We don’t know much about Rosie’s heritage as we tag along for the drive towards Iran – except her being half-Chinese, something her small slants of eyes immediately suggest. Yet her eyes are not the only thing about Rosie that is drawn with astonishing simplicity, since her whole body is nothing more than a stick. Compared to the other characters, drawn in a lively, full-bodied, Cubistic design, she is still a naïve, not yet a fully formed girl, who has much to learn about world’s history, her heritage, her poetic origins and herself.

The way her grand-parents react to her announcement about going to Iran, resonates perfectly with current state of xenophobia and islamophobia that reigns over contemporary Western society. And yet, as the film’s narrative slowly unfolds before our eyes, we get to discover a much more complex story that is hidden in the background. What is perhaps this film’s greatest attribute is how it manages to tell a beautiful personal story about Iranian revolution, war, dissidence, political imprisonment and Iranian diaspora, through which it makes us understand Iranian cultural and political history.

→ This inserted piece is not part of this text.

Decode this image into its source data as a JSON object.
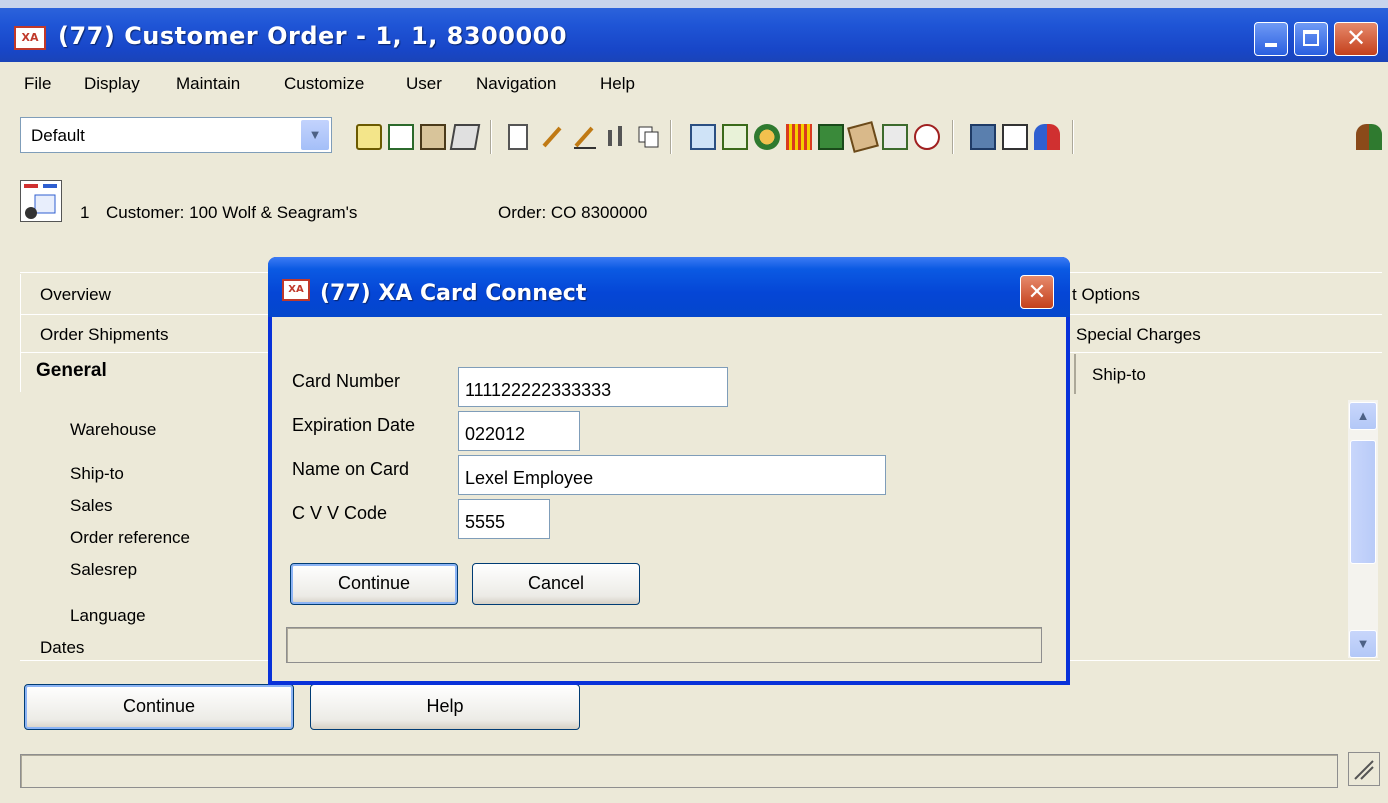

And with that, it manages to vanquish all prejudices against this rich and exquisite ancient culture.

The animation is vibrant and visually rich, as the director Ann Marie Fleming hosted a whole palette of fellow animators who helped her create a dynamic tapestry of different styles and visual approaches, each of them creating a different tale about history, myths and poetic language of this magical, yet strangely unknown Persian culture. Her minimalistic figure is absorbing these otherworldly and mythical lessons about history, art and life throughout the entire film, and even if she doesn’t get visually fuller or bigger, she still experiences a personal and artistic growth, as she transforms herself and her art through a trip of self-discovery.

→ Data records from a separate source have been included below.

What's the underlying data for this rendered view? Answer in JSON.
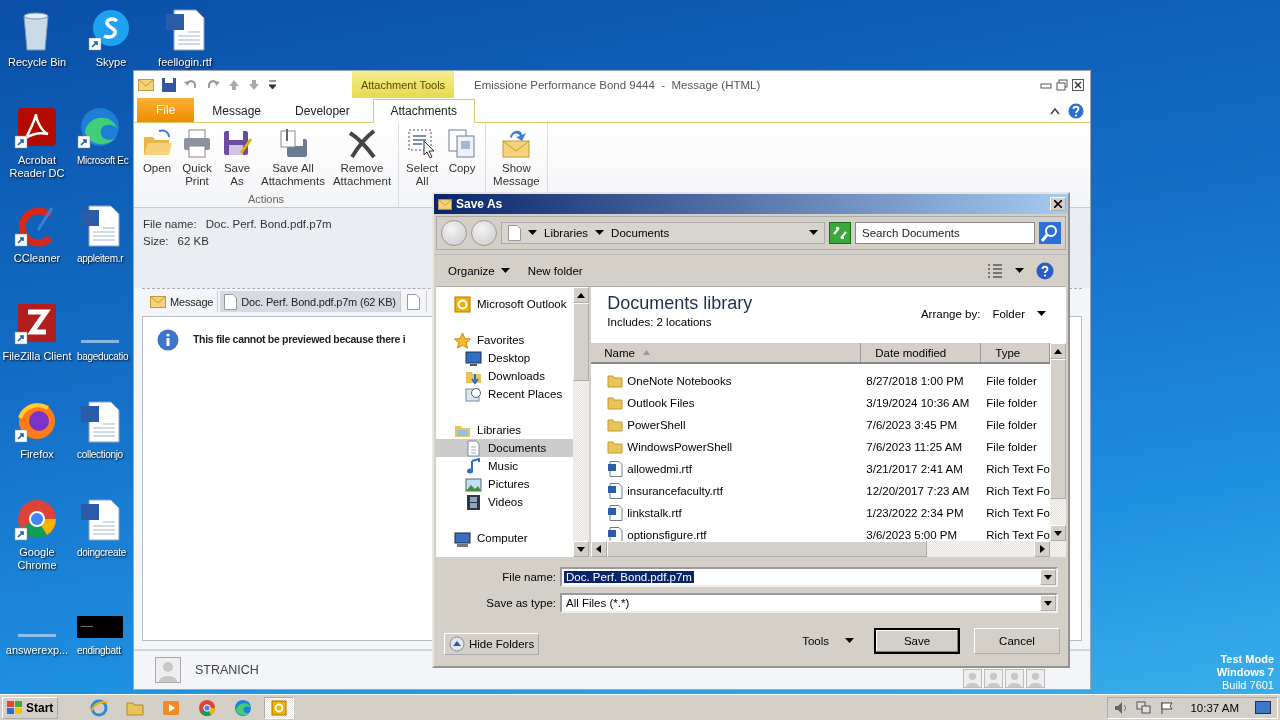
{
  "desktop": {
    "icons": [
      {
        "label": "Recycle Bin",
        "kind": "bin",
        "shortcut": false,
        "cut": false
      },
      {
        "label": "Acrobat Reader DC",
        "kind": "acrobat",
        "shortcut": true,
        "cut": false
      },
      {
        "label": "CCleaner",
        "kind": "ccleaner",
        "shortcut": true,
        "cut": false
      },
      {
        "label": "FileZilla Client",
        "kind": "filezilla",
        "shortcut": true,
        "cut": false
      },
      {
        "label": "Firefox",
        "kind": "firefox",
        "shortcut": true,
        "cut": false
      },
      {
        "label": "Google Chrome",
        "kind": "chrome",
        "shortcut": true,
        "cut": false
      },
      {
        "label": "answerexp...",
        "kind": "blank",
        "shortcut": false,
        "cut": false
      },
      {
        "label": "Skype",
        "kind": "skype",
        "shortcut": true,
        "cut": false
      },
      {
        "label": "Microsoft Ec",
        "kind": "edge",
        "shortcut": true,
        "cut": true
      },
      {
        "label": "appleitem.r",
        "kind": "word",
        "shortcut": false,
        "cut": true
      },
      {
        "label": "bageducatio",
        "kind": "blank",
        "shortcut": false,
        "cut": true
      },
      {
        "label": "collectionjo",
        "kind": "word",
        "shortcut": false,
        "cut": true
      },
      {
        "label": "doingcreate",
        "kind": "word",
        "shortcut": false,
        "cut": true
      },
      {
        "label": "endingbatt",
        "kind": "dark",
        "shortcut": false,
        "cut": true
      },
      {
        "label": "feellogin.rtf",
        "kind": "word",
        "shortcut": false,
        "cut": false
      }
    ],
    "watermark": [
      "Test Mode",
      "Windows 7",
      "Build 7601"
    ]
  },
  "outlook": {
    "contextual_tab": "Attachment Tools",
    "title": "Emissione Performance Bond 9444  -  Message (HTML)",
    "tabs": [
      {
        "label": "File",
        "kind": "file",
        "selected": false
      },
      {
        "label": "Message",
        "kind": "plain",
        "selected": false
      },
      {
        "label": "Developer",
        "kind": "plain",
        "selected": false
      },
      {
        "label": "Attachments",
        "kind": "plain",
        "selected": true
      }
    ],
    "ribbon_groups": [
      {
        "label": "Actions",
        "buttons": [
          {
            "label": "Open",
            "kind": "open"
          },
          {
            "label": "Quick\nPrint",
            "kind": "print"
          },
          {
            "label": "Save\nAs",
            "kind": "saveas"
          },
          {
            "label": "Save All\nAttachments",
            "kind": "saveall"
          },
          {
            "label": "Remove\nAttachment",
            "kind": "remove"
          }
        ]
      },
      {
        "buttons": [
          {
            "label": "Select\nAll",
            "kind": "select"
          },
          {
            "label": "Copy",
            "kind": "copy"
          }
        ]
      },
      {
        "buttons": [
          {
            "label": "Show\nMessage",
            "kind": "show"
          }
        ]
      }
    ],
    "attachment": {
      "file_name_label": "File name:",
      "file_name": "Doc. Perf. Bond.pdf.p7m",
      "size_label": "Size:",
      "size": "62 KB"
    },
    "preview_tabs": [
      {
        "label": "Message",
        "kind": "message",
        "selected": false
      },
      {
        "label": "Doc. Perf. Bond.pdf.p7m (62 KB)",
        "kind": "file",
        "selected": true
      },
      {
        "kind": "file",
        "selected": false
      }
    ],
    "preview_message": "This file cannot be previewed because there i",
    "sender": "STRANICH"
  },
  "save_dialog": {
    "title": "Save As",
    "breadcrumb": [
      "Libraries",
      "Documents"
    ],
    "search": {
      "placeholder": "Search Documents"
    },
    "toolbar": [
      {
        "label": "Organize",
        "dropdown": true
      },
      {
        "label": "New folder",
        "dropdown": false
      }
    ],
    "nav": [
      {
        "label": "Microsoft Outlook",
        "kind": "outlook",
        "selected": false
      },
      {
        "label": "Favorites",
        "kind": "star",
        "selected": false,
        "children": [
          {
            "label": "Desktop",
            "kind": "desktop",
            "selected": false
          },
          {
            "label": "Downloads",
            "kind": "downloads",
            "selected": false
          },
          {
            "label": "Recent Places",
            "kind": "recent",
            "selected": false
          }
        ]
      },
      {
        "label": "Libraries",
        "kind": "library",
        "selected": false,
        "children": [
          {
            "label": "Documents",
            "kind": "documents",
            "selected": true
          },
          {
            "label": "Music",
            "kind": "music",
            "selected": false
          },
          {
            "label": "Pictures",
            "kind": "pictures",
            "selected": false
          },
          {
            "label": "Videos",
            "kind": "videos",
            "selected": false
          }
        ]
      },
      {
        "label": "Computer",
        "kind": "computer",
        "selected": false
      }
    ],
    "library_title": "Documents library",
    "includes": "Includes:  2 locations",
    "arrange_label": "Arrange by:",
    "arrange_value": "Folder",
    "columns": [
      {
        "label": "Name",
        "sorted": true
      },
      {
        "label": "Date modified",
        "sorted": false
      },
      {
        "label": "Type",
        "sorted": false
      }
    ],
    "rows": [
      {
        "name": "OneNote Notebooks",
        "date": "8/27/2018 1:00 PM",
        "type": "File folder",
        "kind": "folder"
      },
      {
        "name": "Outlook Files",
        "date": "3/19/2024 10:36 AM",
        "type": "File folder",
        "kind": "folder"
      },
      {
        "name": "PowerShell",
        "date": "7/6/2023 3:45 PM",
        "type": "File folder",
        "kind": "folder"
      },
      {
        "name": "WindowsPowerShell",
        "date": "7/6/2023 11:25 AM",
        "type": "File folder",
        "kind": "folder"
      },
      {
        "name": "allowedmi.rtf",
        "date": "3/21/2017 2:41 AM",
        "type": "Rich Text Fo",
        "kind": "rtf"
      },
      {
        "name": "insurancefaculty.rtf",
        "date": "12/20/2017 7:23 AM",
        "type": "Rich Text Fo",
        "kind": "rtf"
      },
      {
        "name": "linkstalk.rtf",
        "date": "1/23/2022 2:34 PM",
        "type": "Rich Text Fo",
        "kind": "rtf"
      },
      {
        "name": "optionsfigure.rtf",
        "date": "3/6/2023 5:00 PM",
        "type": "Rich Text Fo",
        "kind": "rtf"
      }
    ],
    "file_name": {
      "label": "File name:",
      "value": "Doc. Perf. Bond.pdf.p7m"
    },
    "save_type": {
      "label": "Save as type:",
      "value": "All Files (*.*)"
    },
    "hide_folders": "Hide Folders",
    "tools": "Tools",
    "buttons": [
      {
        "label": "Save",
        "default": true
      },
      {
        "label": "Cancel",
        "default": false
      }
    ]
  },
  "taskbar": {
    "start": "Start",
    "apps": [
      {
        "kind": "ie",
        "active": false
      },
      {
        "kind": "explorer",
        "active": false
      },
      {
        "kind": "media",
        "active": false
      },
      {
        "kind": "chrome",
        "active": false
      },
      {
        "kind": "edge",
        "active": false
      },
      {
        "kind": "outlook",
        "active": true
      }
    ],
    "clock": "10:37 AM"
  }
}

However, there is also a deeper message in this animated feature than a simple nod to the idea of how meeting and absorbing new and different cultures makes as better people. Underneath it all there is also a simple, yet most essential message for these divisive, alienating times: no matter where we are coming from, what is our background, culture or nationality, we are all human and therefore more or less the same. We may speak different languages, but poetry simply transcends those linguistic differences; just as basic human connections should transcend our differences in race, nationality, religion, gender, sexuality. Through poetry we get to feel another person’s love, sorrow, hope for a better future. Let it be English, German, Chinese or Persian, the meaning and emotions are the same, even if the sounds differ. We are more alike than we are (or ever were) different, and we should therefore strive towards learning about and accepting different cultures, myths, arts and traditions, as we may learn a great deal about ourselves in the process.

Perhaps the reason Rosie stays a stick is because there is still so much more to learn and understand about the world. Since there are still continents, people and cultures that are waiting to be discovered, embraced and appreciated in all its uniqueness; waiting to be liberated, once and for all, of all the stereotypes, preconceptions and prejudices that form our current eurocentric views.


Reviewed at International Festival of Animated Film “Animateka” in Ljubljana, Slovenia.